Lowline’s Kickstarter Raises $223,506 For Essex Market Lab

Lowline Raises $150,000; $50,000 to Go in Next Two Days

Lowline Launches $200,000 Kickstarter For Tech Lab in Former Essex Market Building

Lowline Debuts This Year’s “Young Designers” Exhibit, Continues Quest For City Approval

Lowline Young Designers’ Exhibit Opens March 22

Op/Ed: Is the Lowline a “Community-Driven Park” or a Trojan Horse?

Deputy Mayor Alicia Glen Gives Lowline a Vote of Confidence

Want to Party with the Lowline? Here’s a Discount Offer For Next Month’s Anti-Gala After Party

Lowline Update: Tech Lab Receives City Funding, Young Designers Show Off Ideas

Tech Day at the Lowline’s Young Designers Workshop This Weekend

Lowline Young Designers Project Debuts on Orchard Street

The Lowline Anti-Gala at the Angel Orensanz Center

The spectacular Angel Orensanz Center was the setting for last night’s Lowline “anti-gala.”

Elected Officials Advocate For Transfer of “Lowline” Site

Architectural rendering courtesy: RAAD Studio/James Ramsey.

Architectural rendering courtesy: RAAD Studio/James Ramsey.

It’s been awhile since we’ve heard an update about the Lowline, the proposal to build an innovative park and events space below Delancey Street.  Today there’s word of a new effort to move the project through the bureaucratic maze that is city and state government.

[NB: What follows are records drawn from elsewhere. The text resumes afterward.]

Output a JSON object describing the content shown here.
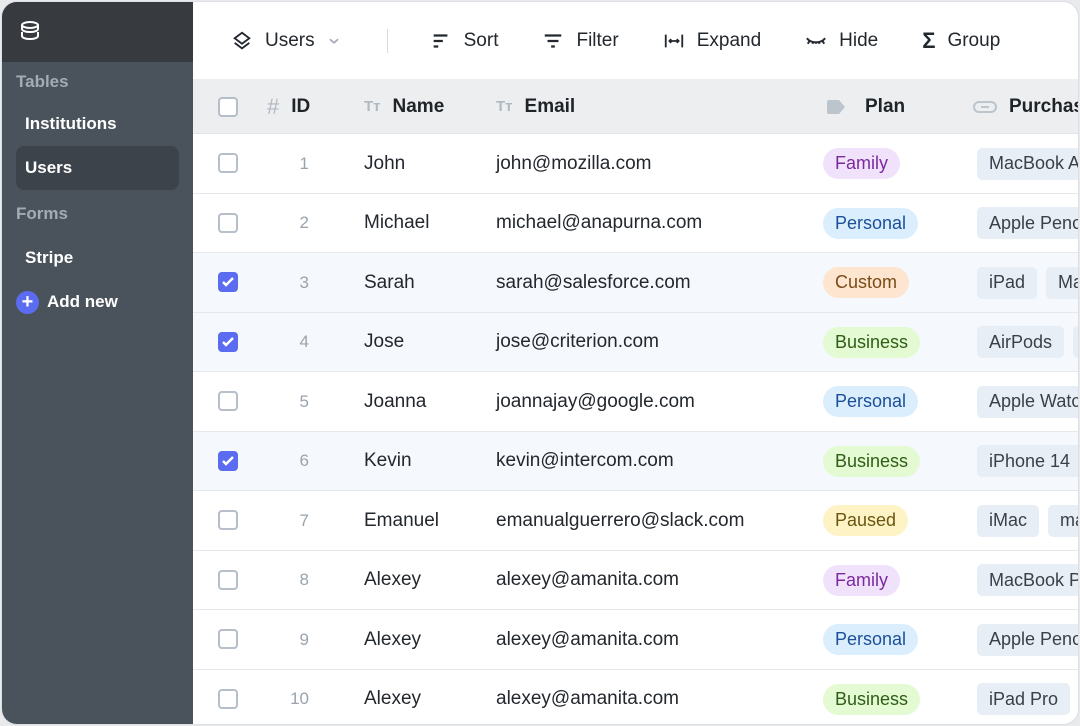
{
  "sidebar": {
    "tables_label": "Tables",
    "tables": [
      "Institutions",
      "Users"
    ],
    "active": "Users",
    "forms_label": "Forms",
    "forms": [
      "Stripe"
    ],
    "add_new": "Add new"
  },
  "toolbar": {
    "view": "Users",
    "sort": "Sort",
    "filter": "Filter",
    "expand": "Expand",
    "hide": "Hide",
    "group": "Group"
  },
  "columns": {
    "id": "ID",
    "name": "Name",
    "email": "Email",
    "plan": "Plan",
    "purchases": "Purchas"
  },
  "plan_colors": {
    "Family": {
      "bg": "#f1e2fb",
      "fg": "#7a2a9e"
    },
    "Personal": {
      "bg": "#dbeefd",
      "fg": "#1b4f99"
    },
    "Custom": {
      "bg": "#fde5cf",
      "fg": "#7a4a17"
    },
    "Business": {
      "bg": "#e3fad3",
      "fg": "#2f5d15"
    },
    "Paused": {
      "bg": "#fdf3c4",
      "fg": "#6b5512"
    }
  },
  "accent": "#5b6cf0",
  "rows": [
    {
      "id": "1",
      "name": "John",
      "email": "john@mozilla.com",
      "plan": "Family",
      "checked": false,
      "purchases": [
        "MacBook A"
      ]
    },
    {
      "id": "2",
      "name": "Michael",
      "email": "michael@anapurna.com",
      "plan": "Personal",
      "checked": false,
      "purchases": [
        "Apple Penc"
      ]
    },
    {
      "id": "3",
      "name": "Sarah",
      "email": "sarah@salesforce.com",
      "plan": "Custom",
      "checked": true,
      "purchases": [
        "iPad",
        "Ma"
      ]
    },
    {
      "id": "4",
      "name": "Jose",
      "email": "jose@criterion.com",
      "plan": "Business",
      "checked": true,
      "purchases": [
        "AirPods",
        ""
      ]
    },
    {
      "id": "5",
      "name": "Joanna",
      "email": "joannajay@google.com",
      "plan": "Personal",
      "checked": false,
      "purchases": [
        "Apple Watc"
      ]
    },
    {
      "id": "6",
      "name": "Kevin",
      "email": "kevin@intercom.com",
      "plan": "Business",
      "checked": true,
      "purchases": [
        "iPhone 14"
      ]
    },
    {
      "id": "7",
      "name": "Emanuel",
      "email": "emanualguerrero@slack.com",
      "plan": "Paused",
      "checked": false,
      "purchases": [
        "iMac",
        "ma"
      ]
    },
    {
      "id": "8",
      "name": "Alexey",
      "email": "alexey@amanita.com",
      "plan": "Family",
      "checked": false,
      "purchases": [
        "MacBook P"
      ]
    },
    {
      "id": "9",
      "name": "Alexey",
      "email": "alexey@amanita.com",
      "plan": "Personal",
      "checked": false,
      "purchases": [
        "Apple Penc"
      ]
    },
    {
      "id": "10",
      "name": "Alexey",
      "email": "alexey@amanita.com",
      "plan": "Business",
      "checked": false,
      "purchases": [
        "iPad Pro"
      ]
    }
  ]
}
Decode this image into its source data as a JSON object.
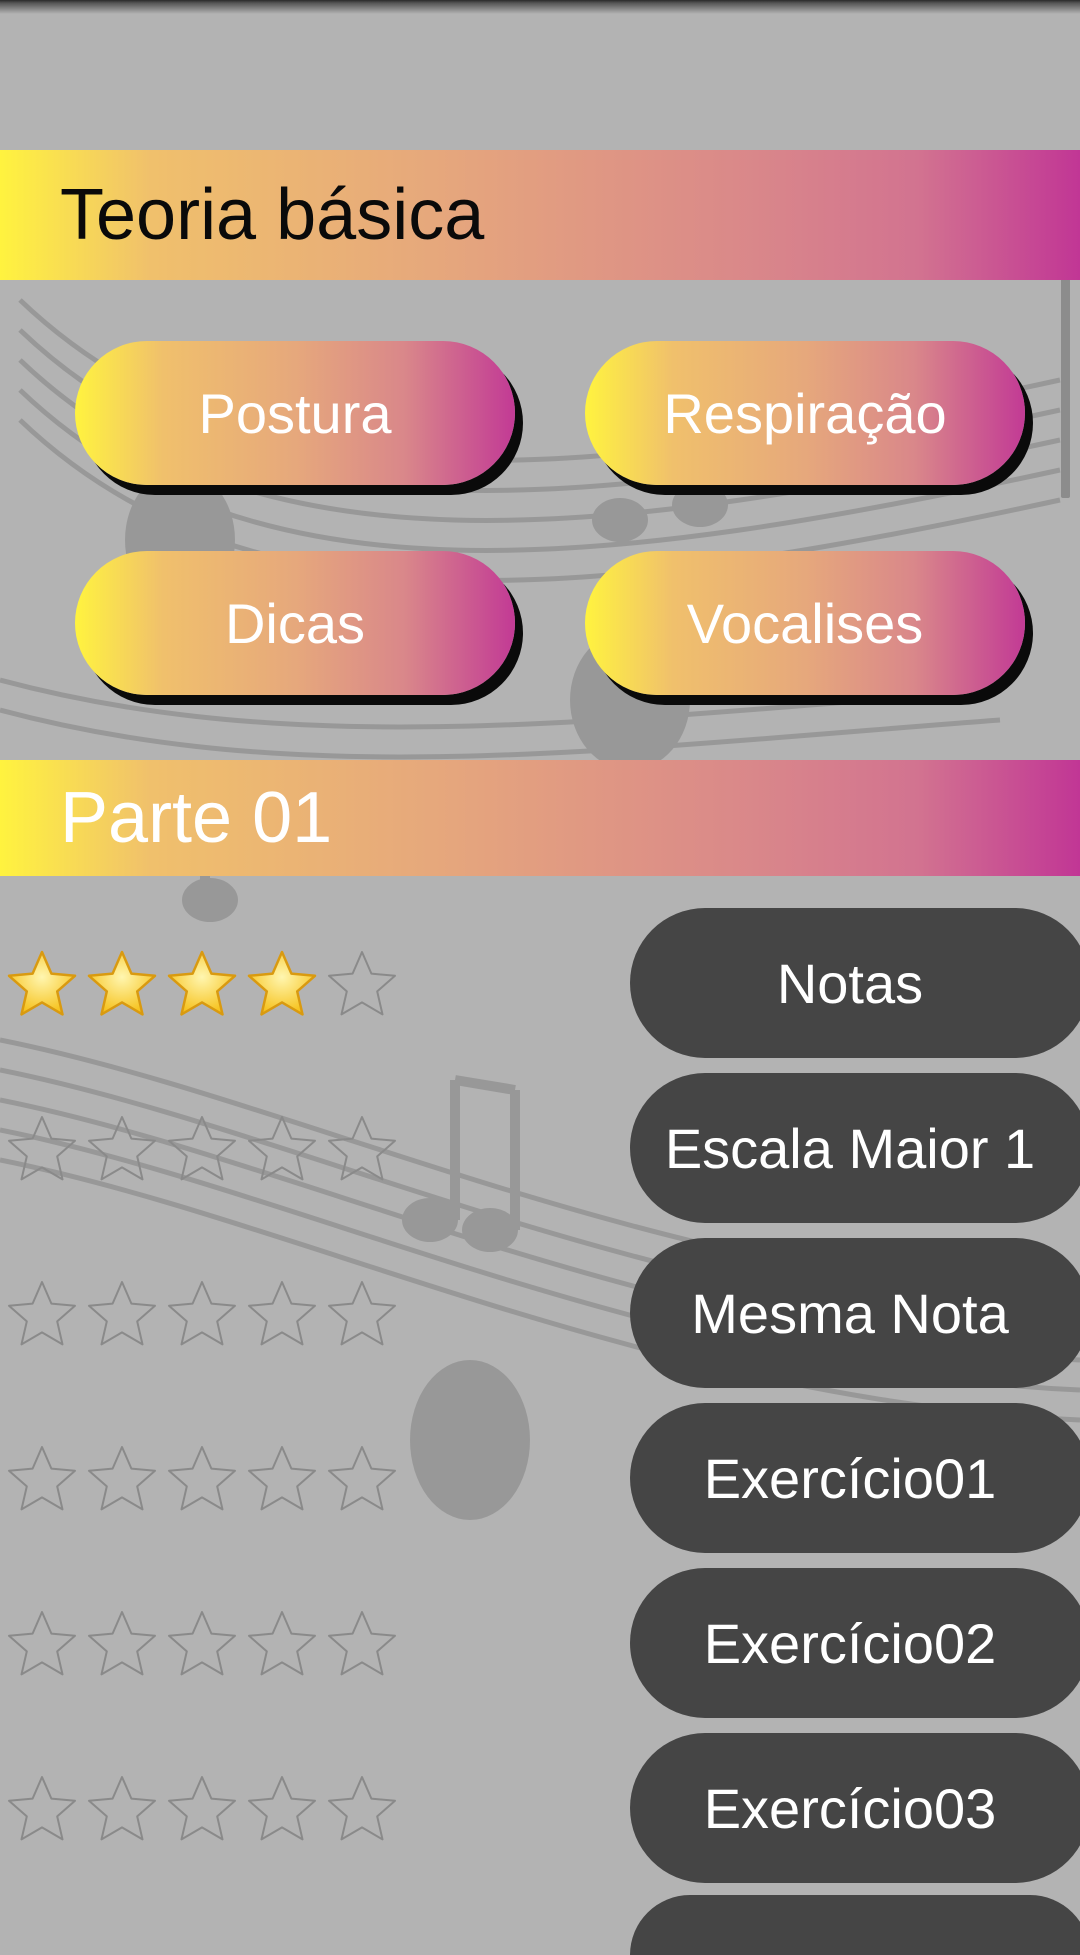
{
  "colors": {
    "background": "#b3b3b3",
    "gradient_start": "#fff33f",
    "gradient_end": "#c13695",
    "exercise_button": "#454545",
    "star_filled": "#f6c21c",
    "star_empty_outline": "#8a8a8a"
  },
  "header_basic": {
    "title": "Teoria básica"
  },
  "basic_buttons": [
    {
      "label": "Postura"
    },
    {
      "label": "Respiração"
    },
    {
      "label": "Dicas"
    },
    {
      "label": "Vocalises"
    }
  ],
  "header_part": {
    "title": "Parte 01"
  },
  "exercises": [
    {
      "label": "Notas",
      "rating": 4,
      "max_rating": 5
    },
    {
      "label": "Escala Maior 1",
      "rating": 0,
      "max_rating": 5
    },
    {
      "label": "Mesma Nota",
      "rating": 0,
      "max_rating": 5
    },
    {
      "label": "Exercício01",
      "rating": 0,
      "max_rating": 5
    },
    {
      "label": "Exercício02",
      "rating": 0,
      "max_rating": 5
    },
    {
      "label": "Exercício03",
      "rating": 0,
      "max_rating": 5
    }
  ],
  "icons": {
    "background": "music-notes-background",
    "rating": "star-icon"
  }
}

LowLine Team Returns to CB3, Addresses Gentrification, Funding Questions

It has been well over a year since the team behind the LowLine, the proposed public green space beneath Delancey Street, went public.  In that time, they have held countless informational sessions and fundraisers, met one-on-one with many groups, staged a high profile demonstration project in the Essex Street Market and generated a huge amount of media coverage.  But in spite of these efforts, co-creators Dan Barasch and James Ramsey know there’s a long road ahead if they are to succeed in transforming an abandoned rail station.  City and state officials in a position to move the project from the “cool idea” to “real-life project” phase have yet to come on board.  Even within the Lower East Side community, where the LowLine has been met with a lot of enthusiasm, Barasch and Ramsey have some work to do. It’s in this spirit, that they’ll be appearing tonight before Community Board 3’s land use committee.

In the past several weeks, they have been circulating a “preliminary vision and planning study,” detailing how the underground facility might be used, how it would be financed and what the impact could potentially be on the surrounding area.  This evening they’ll share some of the study’s fine points with CB3, which voted last June to “officially support” the LowLine project.   It would be an overstatement to say opposition to the Delancey Underground concept is now emerging, but in a community board meeting late last year, there were signs of new skepticism from some land use committee members.  Since that meeting, various activists have hinted that they’re concerned about the potential of the LowLine to be an agent of gentrification. Recently, we sat down with Barasch to talk about that specific issue.

A New Life For the Lowline Tree in M’Finda Kalunga Garden

Photo: The Lo-Down.

The centerpiece of the recently-concluded Lowline exhibition in the Essex Street Market, a Japanese maple, has a new home. On Friday, it was moved over to the M’Finda Kalunga Community Garden in Sara D. Roosevelt Park. Click through for a few more shots of the journey across the neighborhood.  You can visit the garden on Thursdays between 5-7 p.m. and weekends noon-4 p.m.